A sex offender’s sentence has been referred the Court of Appeal by the Criminal Cases Review Commission (CCRC) as time he had spent on bail with a qualifying curfew wasn’t taken into consideration.  

George Moseley was convicted at St Albans Crown Court of several sex offences, including rape, in March 2014. He was sentenced to 23 years imprisonment.  

Mr Moseley applied to the CCRC in July 2022 in relation to his sentence. His convictions are not being referred. 

Mr Moseley spent 202 days on qualifying curfew monitored by an electronic tag before he was sentenced.  

Under the provisions of section 240A of the Criminal Justice Act 2003, he should be entitled to have half a day per qualifying day counted against his sentence, but this credit was not deducted.  

This issue was not raised at the time of sentencing, and so the CCRC has concluded there is a real possibility that the Court of Appeal will reduce Mr Moseley’s sentence in relation to the number of days he spent on qualifying curfew.  

[ENDS]  

Notes to Editors:  
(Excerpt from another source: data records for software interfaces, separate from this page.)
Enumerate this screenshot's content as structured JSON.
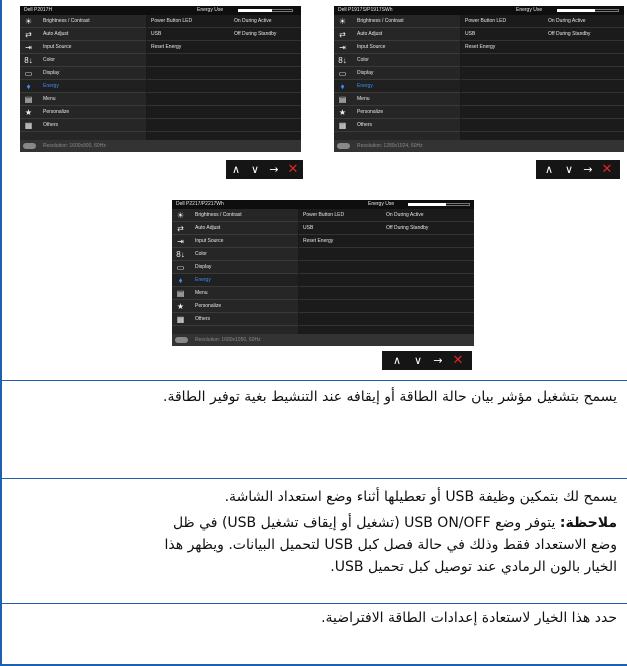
{
  "osd": {
    "menu": [
      {
        "icon": "☀",
        "icon_name": "brightness-icon",
        "label": "Brightness / Contrast"
      },
      {
        "icon": "⇄",
        "icon_name": "auto-adjust-icon",
        "label": "Auto Adjust"
      },
      {
        "icon": "⇥",
        "icon_name": "input-source-icon",
        "label": "Input Source"
      },
      {
        "icon": "8↓",
        "icon_name": "color-icon",
        "label": "Color"
      },
      {
        "icon": "▭",
        "icon_name": "display-icon",
        "label": "Display"
      },
      {
        "icon": "♦",
        "icon_name": "energy-icon",
        "label": "Energy"
      },
      {
        "icon": "▤",
        "icon_name": "menu-icon",
        "label": "Menu"
      },
      {
        "icon": "★",
        "icon_name": "personalize-icon",
        "label": "Personalize"
      },
      {
        "icon": "▦",
        "icon_name": "others-icon",
        "label": "Others"
      }
    ],
    "section_title": "Energy Use",
    "energy_level": 0.62,
    "settings": [
      {
        "key": "Power Button LED",
        "value": "On During Active"
      },
      {
        "key": "USB",
        "value": "Off During Standby"
      },
      {
        "key": "Reset Energy",
        "value": ""
      }
    ],
    "screens": [
      {
        "model": "Dell P2017H",
        "resolution": "Resolution: 1600x900, 60Hz"
      },
      {
        "model": "Dell P1917S/P1917SWh",
        "resolution": "Resolution: 1280x1024, 60Hz"
      },
      {
        "model": "Dell P2217/P2217Wh",
        "resolution": "Resolution: 1680x1050, 60Hz"
      }
    ],
    "nav": [
      "∧",
      "∨",
      "→",
      "✕"
    ]
  },
  "text": {
    "led_desc": "يسمح بتشغيل مؤشر بيان حالة الطاقة أو إيقافه عند التنشيط بغية توفير الطاقة.",
    "usb_desc": "يسمح لك بتمكين وظيفة USB أو تعطيلها أثناء وضع استعداد الشاشة.",
    "note_label": "ملاحظة:",
    "note_line1": "يتوفر وضع USB ON/OFF (تشغيل أو إيقاف تشغيل USB) في ظل",
    "note_line2": "وضع الاستعداد فقط وذلك في حالة فصل كبل USB لتحميل البيانات. ويظهر هذا",
    "note_line3": "الخيار بالون الرمادي عند توصيل كبل تحميل USB.",
    "reset_desc": "حدد هذا الخيار لاستعادة إعدادات الطاقة الافتراضية."
  }
}
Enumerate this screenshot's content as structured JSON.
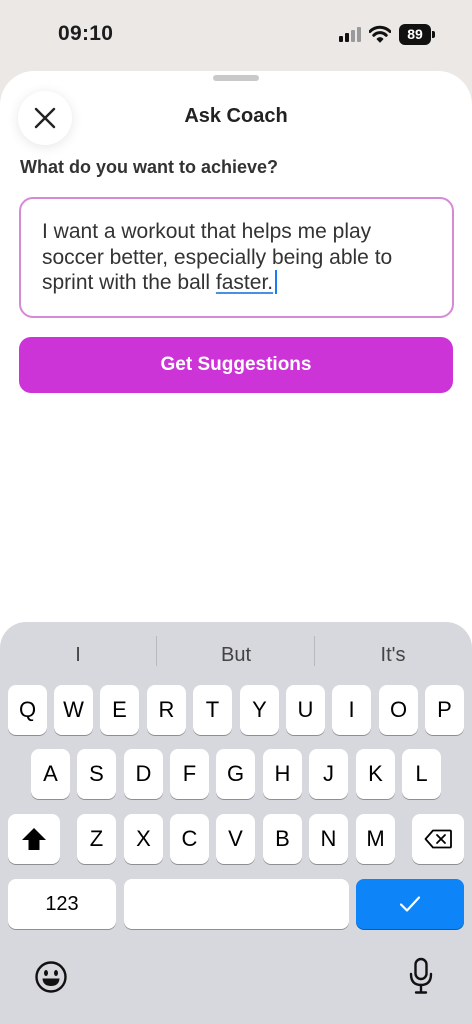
{
  "status_bar": {
    "time": "09:10",
    "battery": "89"
  },
  "sheet": {
    "title": "Ask Coach",
    "prompt_label": "What do you want to achieve?",
    "input_value_main": "I want a workout that helps me play soccer better, especially being able to sprint with the ball ",
    "input_value_underlined": "faster.",
    "submit_label": "Get Suggestions"
  },
  "keyboard": {
    "suggestions": [
      "I",
      "But",
      "It's"
    ],
    "row1": [
      "Q",
      "W",
      "E",
      "R",
      "T",
      "Y",
      "U",
      "I",
      "O",
      "P"
    ],
    "row2": [
      "A",
      "S",
      "D",
      "F",
      "G",
      "H",
      "J",
      "K",
      "L"
    ],
    "row3": [
      "Z",
      "X",
      "C",
      "V",
      "B",
      "N",
      "M"
    ],
    "numbers_label": "123"
  },
  "colors": {
    "accent": "#cc34d7",
    "field_border": "#d58ad8",
    "done_key": "#0d84f7"
  },
  "icons": [
    "close-icon",
    "shift-icon",
    "backspace-icon",
    "checkmark-icon",
    "emoji-icon",
    "microphone-icon",
    "signal-icon",
    "wifi-icon"
  ]
}
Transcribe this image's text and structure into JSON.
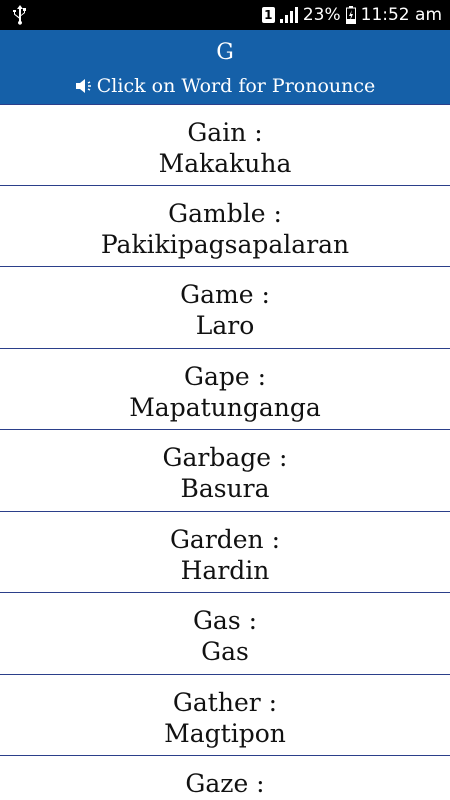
{
  "status_bar": {
    "usb_icon": "usb-icon",
    "sim": "1",
    "signal_icon": "signal-icon",
    "battery_percent": "23%",
    "battery_icon": "battery-charging-icon",
    "time": "11:52 am"
  },
  "header": {
    "letter": "G",
    "hint_icon": "speaker-icon",
    "hint": "Click on Word for Pronounce",
    "background": "#1560a8"
  },
  "words": [
    {
      "en": "Gain :",
      "tl": "Makakuha"
    },
    {
      "en": "Gamble :",
      "tl": "Pakikipagsapalaran"
    },
    {
      "en": "Game :",
      "tl": "Laro"
    },
    {
      "en": "Gape :",
      "tl": "Mapatunganga"
    },
    {
      "en": "Garbage :",
      "tl": "Basura"
    },
    {
      "en": "Garden :",
      "tl": "Hardin"
    },
    {
      "en": "Gas :",
      "tl": "Gas"
    },
    {
      "en": "Gather :",
      "tl": "Magtipon"
    },
    {
      "en": "Gaze :",
      "tl": ""
    }
  ]
}
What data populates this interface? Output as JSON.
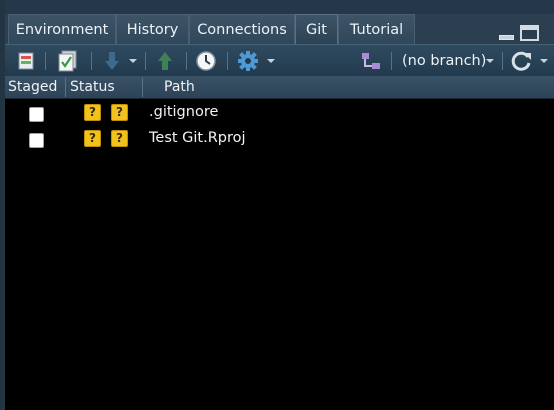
{
  "tabs": [
    {
      "label": "Environment"
    },
    {
      "label": "History"
    },
    {
      "label": "Connections"
    },
    {
      "label": "Git"
    },
    {
      "label": "Tutorial"
    }
  ],
  "active_tab": "Git",
  "toolbar": {
    "branch": "(no branch)",
    "icons": [
      "diff-icon",
      "commit-icon",
      "pull-icon",
      "push-icon",
      "history-icon",
      "gear-icon",
      "new-branch-icon",
      "refresh-icon"
    ]
  },
  "columns": {
    "staged": "Staged",
    "status": "Status",
    "path": "Path"
  },
  "files": [
    {
      "staged": false,
      "status_index": "?",
      "status_worktree": "?",
      "path": ".gitignore"
    },
    {
      "staged": false,
      "status_index": "?",
      "status_worktree": "?",
      "path": "Test Git.Rproj"
    }
  ],
  "colors": {
    "status_untracked": "#f2c21c",
    "toolbar_bg": "#2f4a5f",
    "list_bg": "#000000"
  }
}
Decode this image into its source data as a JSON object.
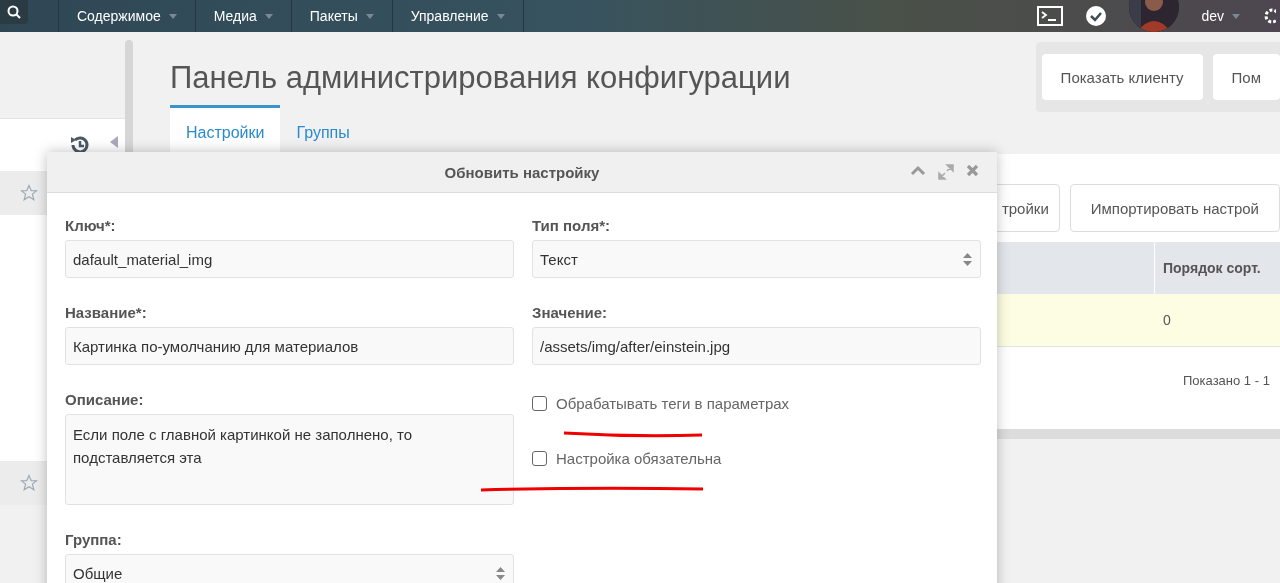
{
  "top_nav": {
    "items": [
      "Содержимое",
      "Медиа",
      "Пакеты",
      "Управление"
    ],
    "user": "dev"
  },
  "page": {
    "title": "Панель администрирования конфигурации",
    "header_buttons": [
      "Показать клиенту",
      "Пом"
    ],
    "tabs": [
      {
        "label": "Настройки",
        "selected": true
      },
      {
        "label": "Группы",
        "selected": false
      }
    ]
  },
  "background_panel": {
    "buttons": [
      "тройки",
      "Импортировать настрой"
    ],
    "table": {
      "columns": [
        "Порядок сорт."
      ],
      "rows": [
        {
          "cells": [
            "0"
          ],
          "highlighted": true
        }
      ]
    },
    "pagination": "Показано 1 - 1"
  },
  "dialog": {
    "title": "Обновить настройку",
    "left_fields": [
      {
        "kind": "text",
        "label": "Ключ*:",
        "value": "dafault_material_img"
      },
      {
        "kind": "text",
        "label": "Название*:",
        "value": "Картинка по-умолчанию для материалов"
      },
      {
        "kind": "textarea",
        "label": "Описание:",
        "value": "Если поле с главной картинкой не заполнено, то подставляется эта"
      },
      {
        "kind": "select",
        "label": "Группа:",
        "value": "Общие"
      }
    ],
    "right_fields": [
      {
        "kind": "select",
        "label": "Тип поля*:",
        "value": "Текст"
      },
      {
        "kind": "text",
        "label": "Значение:",
        "value": "/assets/img/after/einstein.jpg"
      }
    ],
    "checkboxes": [
      {
        "label": "Обрабатывать теги в параметрах",
        "checked": false
      },
      {
        "label": "Настройка обязательна",
        "checked": false
      }
    ]
  }
}
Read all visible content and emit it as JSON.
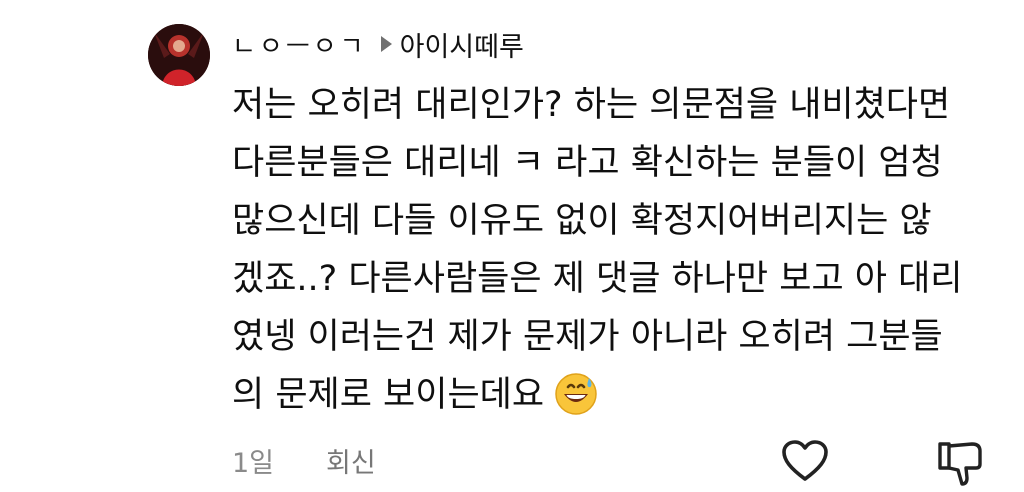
{
  "comment": {
    "author": "ㄴㅇㅡㅇㄱ",
    "reply_to": "아이시떼루",
    "lines": [
      "저는 오히려 대리인가? 하는 의문점을 내비쳤다면",
      "다른분들은 대리네 ㅋ 라고 확신하는 분들이 엄청",
      "많으신데 다들 이유도 없이 확정지어버리지는 않",
      "겠죠..? 다른사람들은 제 댓글 하나만 보고 아 대리",
      "였넹 이러는건 제가 문제가 아니라 오히려 그분들",
      "의 문제로 보이는데요"
    ],
    "emoji_icon": "grinning-face-with-sweat-icon",
    "time": "1일",
    "reply_label": "회신"
  },
  "icons": {
    "like": "heart-outline-icon",
    "dislike": "thumbs-down-outline-icon",
    "reply_indicator": "triangle-right-icon"
  },
  "colors": {
    "text": "#0f0f0f",
    "meta": "#8a8a8a",
    "icon": "#222222"
  }
}
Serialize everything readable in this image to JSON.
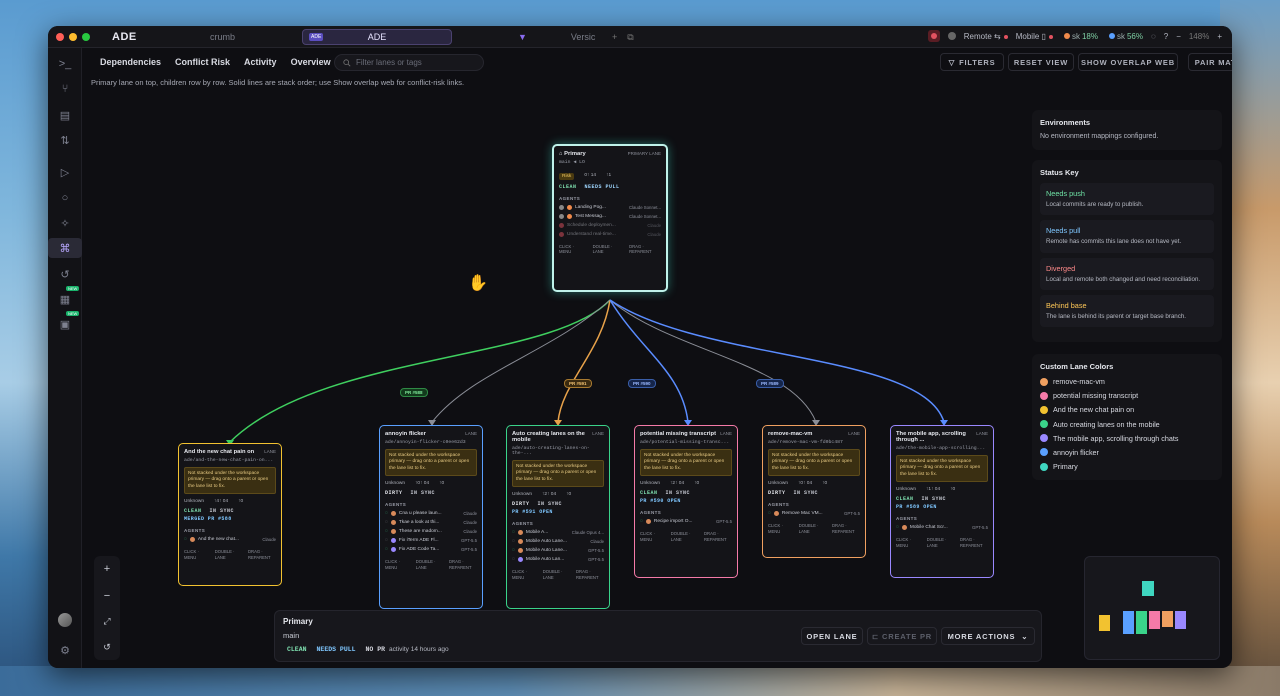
{
  "app": {
    "brand": "ADE",
    "crumb": "crumb",
    "active_tab": "ADE",
    "tab_badge": "ADE",
    "tab2": "Versic",
    "remote": "Remote",
    "mobile": "Mobile",
    "stat1": "18%",
    "stat2": "56%",
    "stat_prefix1": "sk",
    "stat_prefix2": "sk",
    "zoom": "148%"
  },
  "toolbar": {
    "tabs": [
      "Dependencies",
      "Conflict Risk",
      "Activity",
      "Overview"
    ],
    "filter_placeholder": "Filter lanes or tags",
    "filters": "FILTERS",
    "reset": "RESET VIEW",
    "overlap": "SHOW OVERLAP WEB",
    "pair": "PAIR MATRIX"
  },
  "subtitle": "Primary lane on top, children row by row. Solid lines are stack order; use Show overlap web for conflict-risk links.",
  "primary": {
    "title": "Primary",
    "badge": "PRIMARY LANE",
    "branch": "main",
    "branch_suffix": "LO",
    "risk": "Risk",
    "stats": "0↑ 14",
    "stats2": "↑1",
    "chip1": "CLEAN",
    "chip2": "NEEDS PULL",
    "agents_h": "AGENTS",
    "agents": [
      {
        "name": "Landing Pog...",
        "model": "Claude Sonnet..."
      },
      {
        "name": "Test Messag...",
        "model": "Claude Sonnet..."
      },
      {
        "name": "Schedule deploymen...",
        "model": "Claude"
      },
      {
        "name": "Understand real-time...",
        "model": "Claude"
      }
    ],
    "foot": [
      "CLICK · MENU",
      "DOUBLE · LANE",
      "DRAG · REPARENT"
    ]
  },
  "edge_labels": [
    "PR #588",
    "PR #591",
    "PR #590",
    "PR #589"
  ],
  "lanes": [
    {
      "title": "And the new chat pain on",
      "path": "ade/and-the-new-chat-pain-on...",
      "warn": "Not stacked under the workspace primary — drag onto a parent or open the lane list to fix.",
      "unk": "Unknown",
      "s1": "↑4↑ 04",
      "s2": "↑0",
      "c1": "CLEAN",
      "c2": "IN SYNC",
      "pr": "MERGED PR #588",
      "agents": [
        {
          "name": "And the new chat...",
          "model": "Claude"
        }
      ]
    },
    {
      "title": "annoyin flicker",
      "path": "ade/annoyin-flicker-c0ee62d3",
      "warn": "Not stacked under the workspace primary — drag onto a parent or open the lane list to fix.",
      "unk": "Unknown",
      "s1": "↑0↑ 04",
      "s2": "↑0",
      "c1": "DIRTY",
      "c2": "IN SYNC",
      "pr": "",
      "agents": [
        {
          "name": "Cna u please laun...",
          "model": "Claude"
        },
        {
          "name": "Tkae a look at thi...",
          "model": "Claude"
        },
        {
          "name": "These are madom...",
          "model": "Claude"
        },
        {
          "name": "Fix iTerm ADE Fl...",
          "model": "GPT-5.5"
        },
        {
          "name": "Fix ADE Code Ta...",
          "model": "GPT-5.5"
        }
      ]
    },
    {
      "title": "Auto creating lanes on the mobile",
      "path": "ade/auto-creating-lanes-on-the-...",
      "warn": "Not stacked under the workspace primary — drag onto a parent or open the lane list to fix.",
      "unk": "Unknown",
      "s1": "↑2↑ 04",
      "s2": "↑0",
      "c1": "DIRTY",
      "c2": "IN SYNC",
      "pr": "PR #591 OPEN",
      "agents": [
        {
          "name": "Mobile A...",
          "model": "Claude Opus 4..."
        },
        {
          "name": "Mobile Auto Lane...",
          "model": "Claude"
        },
        {
          "name": "Mobile Auto Lane...",
          "model": "GPT-5.5"
        },
        {
          "name": "Mobile Auto Lan...",
          "model": "GPT-5.5"
        }
      ]
    },
    {
      "title": "potential missing transcript",
      "path": "ade/potential-missing-transc...",
      "warn": "Not stacked under the workspace primary — drag onto a parent or open the lane list to fix.",
      "unk": "Unknown",
      "s1": "↑2↑ 04",
      "s2": "↑0",
      "c1": "CLEAN",
      "c2": "IN SYNC",
      "pr": "PR #590 OPEN",
      "agents": [
        {
          "name": "Recipe import O...",
          "model": "GPT-5.5"
        }
      ]
    },
    {
      "title": "remove-mac-vm",
      "path": "ade/remove-mac-vm-fd0bc487",
      "warn": "Not stacked under the workspace primary — drag onto a parent or open the lane list to fix.",
      "unk": "Unknown",
      "s1": "↑0↑ 04",
      "s2": "↑0",
      "c1": "DIRTY",
      "c2": "IN SYNC",
      "pr": "",
      "agents": [
        {
          "name": "Remove Mac VM...",
          "model": "GPT-5.5"
        }
      ]
    },
    {
      "title": "The mobile app, scrolling through ...",
      "path": "ade/the-mobile-app-scrolling...",
      "warn": "Not stacked under the workspace primary — drag onto a parent or open the lane list to fix.",
      "unk": "Unknown",
      "s1": "↑1↑ 04",
      "s2": "↑0",
      "c1": "CLEAN",
      "c2": "IN SYNC",
      "pr": "PR #589 OPEN",
      "agents": [
        {
          "name": "Mobile Chat Scr...",
          "model": "GPT-5.5"
        }
      ]
    }
  ],
  "lane_badge": "LANE",
  "agents_label": "AGENTS",
  "foot": [
    "CLICK · MENU",
    "DOUBLE · LANE",
    "DRAG · REPARENT"
  ],
  "env": {
    "title": "Environments",
    "text": "No environment mappings configured."
  },
  "status_key": {
    "title": "Status Key",
    "items": [
      {
        "name": "Needs push",
        "desc": "Local commits are ready to publish.",
        "color": "#6fe3a6"
      },
      {
        "name": "Needs pull",
        "desc": "Remote has commits this lane does not have yet.",
        "color": "#7fc7ff"
      },
      {
        "name": "Diverged",
        "desc": "Local and remote both changed and need reconciliation.",
        "color": "#ff8a8a"
      },
      {
        "name": "Behind base",
        "desc": "The lane is behind its parent or target base branch.",
        "color": "#ffc857"
      }
    ]
  },
  "colors": {
    "title": "Custom Lane Colors",
    "items": [
      {
        "name": "remove-mac-vm",
        "color": "#f0a060"
      },
      {
        "name": "potential missing transcript",
        "color": "#f57aa8"
      },
      {
        "name": "And the new chat pain on",
        "color": "#f2c230"
      },
      {
        "name": "Auto creating lanes on the mobile",
        "color": "#3ad38a"
      },
      {
        "name": "The mobile app, scrolling through chats",
        "color": "#9a88ff"
      },
      {
        "name": "annoyin flicker",
        "color": "#5aa0ff"
      },
      {
        "name": "Primary",
        "color": "#3fd6c0"
      }
    ]
  },
  "bottom": {
    "title": "Primary",
    "branch": "main",
    "chip1": "CLEAN",
    "chip2": "NEEDS PULL",
    "chip3": "NO PR",
    "activity": "activity 14 hours ago",
    "open": "OPEN LANE",
    "create": "CREATE PR",
    "more": "MORE ACTIONS"
  }
}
  1. The CCRC is an independent body set up under the Criminal Appeal Act 1995. It is responsible for independently reviewing suspected and alleged miscarriages of criminal justice in England, Wales and Northern Ireland. It is based in Birmingham and is funded by the Ministry of Justice.      
  1. There are currently 10 Commissioners who bring to the CCRC considerable experience from a wide variety of backgrounds. Commissioners are appointed by the monarch on the recommendation of the Prime Minister in accordance with the Office for the Commissioner for Public Appointments’ Code of Practice.  The Chairman, who is also a Commissioner, is not involved in the casework decision-making process.   
  1. The CCRC receives around 1,600 applications for reviews (convictions and/or sentences) each year. Since starting work in 1997, the CCRC has referred around 3% of applications to the appeal courts.      
  1. The CCRC considers whether, as a result of new information or a new argument on a point of law, there is a real possibility that the sentence would not be upheld were a reference to be made. New information or argument on a point of law is argument or information which has not been raised during the original sentence hearing or on appeal.  Applicants should usually have appealed first. A sentence can be referred in the absence of an earlier appeal only if there are “exceptional circumstances”.      
  1. If a case is referred, it is then for the appeal court to decide whether the sentence is unfair.      
  1. More details about the role and work of the Criminal Cases Review Commission can be found at www.ccrc.gov.uk. The CCRC can be found on Twitter @ccrcupdate.